This Week I Quit Evernote
Once an essential tool in my work Evernote increasingly became a confusing headache. This once great application seems to be the solution for problems we no longer face and not the best answer for our needs today.
Last year I took Tiago Forte’s Building A Second Brain course.
Tiago’s system is fascinating. It’s an excellent guide to building a digital note-taking system, with great insights into how organising your notes can fuel creativity.
The course is built around using Evernote. But you can use any note-taking application, and that’s what I did. I took the opportunity to build a new, light note system using Bear, which I’ve kept ever since.
Bear replaced Evernote, and now Evernote and I are done.
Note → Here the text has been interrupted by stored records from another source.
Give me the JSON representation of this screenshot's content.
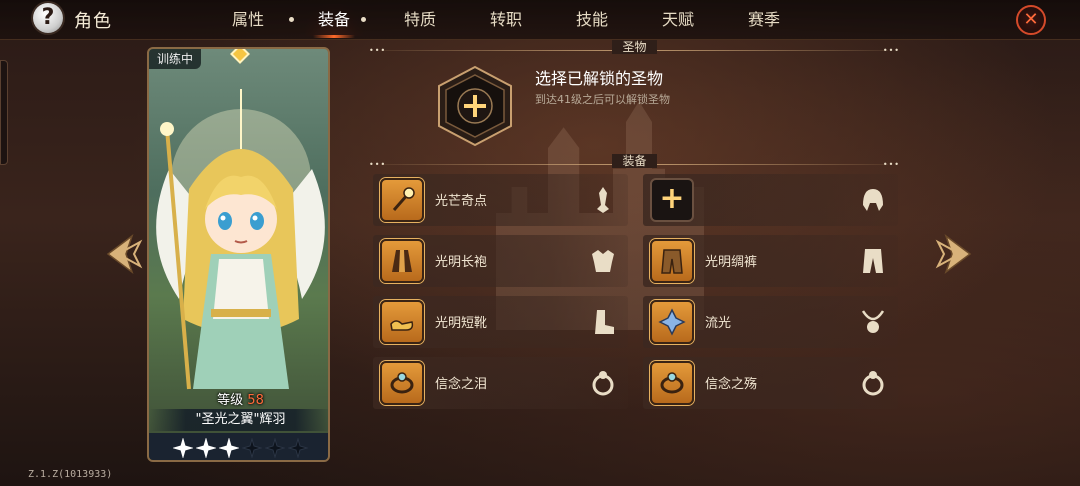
{
  "header": {
    "title": "角色",
    "tabs": [
      {
        "label": "属性",
        "active": false
      },
      {
        "label": "装备",
        "active": true
      },
      {
        "label": "特质",
        "active": false
      },
      {
        "label": "转职",
        "active": false
      },
      {
        "label": "技能",
        "active": false
      },
      {
        "label": "天赋",
        "active": false
      },
      {
        "label": "赛季",
        "active": false
      }
    ]
  },
  "character": {
    "status_badge": "训练中",
    "level_label": "等级",
    "level_value": "58",
    "name": "\"圣光之翼\"辉羽",
    "stars_filled": 3,
    "stars_total": 6
  },
  "relic_section": {
    "header": "圣物",
    "title": "选择已解锁的圣物",
    "subtitle": "到达41级之后可以解锁圣物"
  },
  "equipment_section": {
    "header": "装备",
    "slots": [
      {
        "name": "光芒奇点",
        "icon": "scepter-icon",
        "type_icon": "weapon-slot-icon",
        "empty": false
      },
      {
        "name": "",
        "icon": "add-icon",
        "type_icon": "helmet-slot-icon",
        "empty": true
      },
      {
        "name": "光明长袍",
        "icon": "robe-icon",
        "type_icon": "armor-slot-icon",
        "empty": false
      },
      {
        "name": "光明绸裤",
        "icon": "pants-icon",
        "type_icon": "pants-slot-icon",
        "empty": false
      },
      {
        "name": "光明短靴",
        "icon": "boots-icon",
        "type_icon": "boots-slot-icon",
        "empty": false
      },
      {
        "name": "流光",
        "icon": "crystal-icon",
        "type_icon": "necklace-slot-icon",
        "empty": false
      },
      {
        "name": "信念之泪",
        "icon": "ring-icon",
        "type_icon": "ring-slot-icon",
        "empty": false
      },
      {
        "name": "信念之殇",
        "icon": "ring-icon",
        "type_icon": "ring-slot-icon",
        "empty": false
      }
    ]
  },
  "footer": {
    "version": "Z.1.Z(1013933)"
  },
  "colors": {
    "accent": "#ff6a2a",
    "gold": "#e49a3a",
    "level_number": "#ff6a3a"
  }
}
I’ve used Evernote for many years. I took up a premium account in 2012 and had thousands of notes. But it was always a bit of a mess. Part of Evernote’s appeal is that it can do so much: notes, lists, storage of PDFs, web clippings.
But my Evernote was always chaos.
This was because I never really managed to figure out what Evernote did best for me.
Bear is a better app for notes and research. The app’s clean, minimalist style doesn’t just feel fresh and contemporary. It encourages you to do the work of turning information into a note. Thinking about it and organising it. Whereas Evernote always felt like a way to clip endless things without processing them.
The true work of note-taking isn’t just seeing something that might be interesting and saving it. A useful note is one you’ve done a little work on. Where you’ve made it clear what the interesting idea is, and how you might use it in the future.
Evernote has a good way of handling reference material, like manuals and guides, in text or PDF format. But what still works better for me is the old-school way of organising this stuff into folders based on active projects and areas of activity. I can find the documents quickly by combing the folder structure and also by doing a search. I use both.
But once you have taken the time to organise folders in this way, you don’t need a dedicated application like Evernote. A simple structure in DropBox, or even Apple’s Cloud Documents system (or Adobe’s Creative Cloud) works just as well.
It feels like Evernote’s appeal was based on an earlier generation of digital needs. Like when operating systems weren’t good at searching for content inside PDFs. When synchronising files across devices was less reliable. And buying storage space in the cloud was costly and complicated.
These issues are not what they once were. Having realised this, it makes no sense to keep Evernote around.